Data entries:

※ ※ ※

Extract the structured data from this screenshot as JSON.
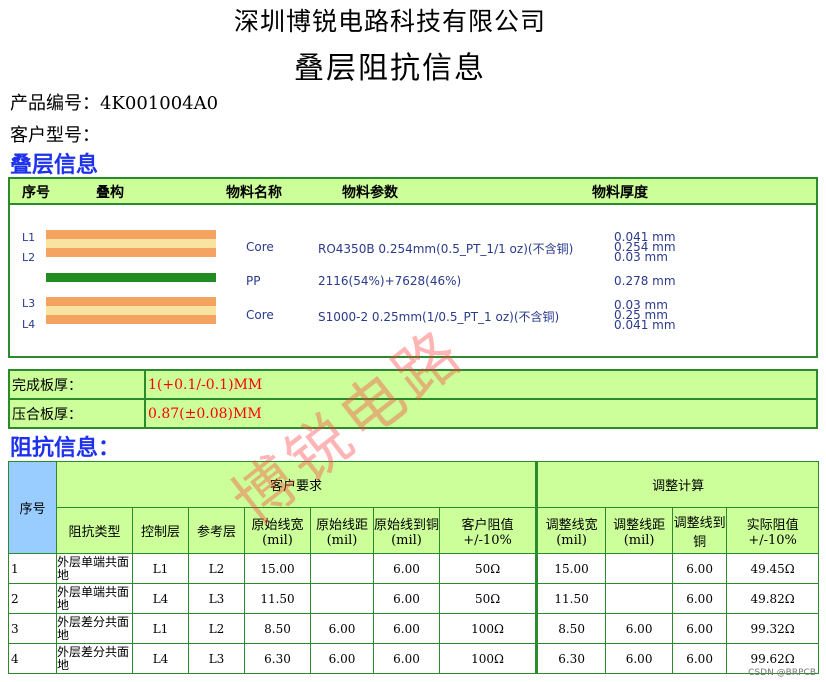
{
  "header": {
    "company": "深圳博锐电路科技有限公司",
    "title": "叠层阻抗信息"
  },
  "product": {
    "label": "产品编号：",
    "value": "4K001004A0"
  },
  "customer": {
    "label": "客户型号：",
    "value": ""
  },
  "stackup": {
    "heading": "叠层信息",
    "columns": [
      "序号",
      "叠构",
      "物料名称",
      "物料参数",
      "物料厚度"
    ],
    "layer_labels": [
      "L1",
      "L2",
      "L3",
      "L4"
    ],
    "rows": [
      {
        "name": "Core",
        "param": "RO4350B 0.254mm(0.5_PT_1/1 oz)(不含铜)",
        "thickness": [
          "0.041 mm",
          "0.254 mm",
          "0.03 mm"
        ]
      },
      {
        "name": "PP",
        "param": "2116(54%)+7628(46%)",
        "thickness": [
          "0.278 mm"
        ]
      },
      {
        "name": "Core",
        "param": "S1000-2 0.25mm(1/0.5_PT_1 oz)(不含铜)",
        "thickness": [
          "0.03 mm",
          "0.25 mm",
          "0.041 mm"
        ]
      }
    ],
    "colors": {
      "copper": "#f4a460",
      "core": "#f8e4a0",
      "pp": "#228b22"
    }
  },
  "board": {
    "finished": {
      "label": "完成板厚：",
      "value": "1(+0.1/-0.1)MM"
    },
    "pressed": {
      "label": "压合板厚：",
      "value": "0.87(±0.08)MM"
    }
  },
  "impedance": {
    "heading": "阻抗信息：",
    "no_label": "序号",
    "group_customer": "客户要求",
    "group_adjust": "调整计算",
    "columns": {
      "type": "阻抗类型",
      "ctrl": "控制层",
      "ref": "参考层",
      "orig_width": "原始线宽(mil)",
      "orig_space": "原始线距(mil)",
      "orig_copper": "原始线到铜(mil)",
      "cust_imp": "客户阻值+/-10%",
      "adj_width": "调整线宽(mil)",
      "adj_space": "调整线距(mil)",
      "adj_copper": "调整线到铜",
      "actual_imp": "实际阻值+/-10%"
    },
    "rows": [
      {
        "no": "1",
        "type": "外层单端共面地",
        "ctrl": "L1",
        "ref": "L2",
        "ow": "15.00",
        "os": "",
        "oc": "6.00",
        "ci": "50Ω",
        "aw": "15.00",
        "as": "",
        "ac": "6.00",
        "ai": "49.45Ω"
      },
      {
        "no": "2",
        "type": "外层单端共面地",
        "ctrl": "L4",
        "ref": "L3",
        "ow": "11.50",
        "os": "",
        "oc": "6.00",
        "ci": "50Ω",
        "aw": "11.50",
        "as": "",
        "ac": "6.00",
        "ai": "49.82Ω"
      },
      {
        "no": "3",
        "type": "外层差分共面地",
        "ctrl": "L1",
        "ref": "L2",
        "ow": "8.50",
        "os": "6.00",
        "oc": "6.00",
        "ci": "100Ω",
        "aw": "8.50",
        "as": "6.00",
        "ac": "6.00",
        "ai": "99.32Ω"
      },
      {
        "no": "4",
        "type": "外层差分共面地",
        "ctrl": "L4",
        "ref": "L3",
        "ow": "6.30",
        "os": "6.00",
        "oc": "6.00",
        "ci": "100Ω",
        "aw": "6.30",
        "as": "6.00",
        "ac": "6.00",
        "ai": "99.62Ω"
      }
    ]
  },
  "watermark": "博锐电路",
  "credit": "CSDN @BRPCB"
}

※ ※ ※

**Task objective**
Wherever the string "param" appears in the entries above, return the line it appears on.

**Task response**
        "param": "RO4350B 0.254mm(0.5_PT_1/1 oz)(不含铜)",
        "param": "2116(54%)+7628(46%)",
        "param": "S1000-2 0.25mm(1/0.5_PT_1 oz)(不含铜)",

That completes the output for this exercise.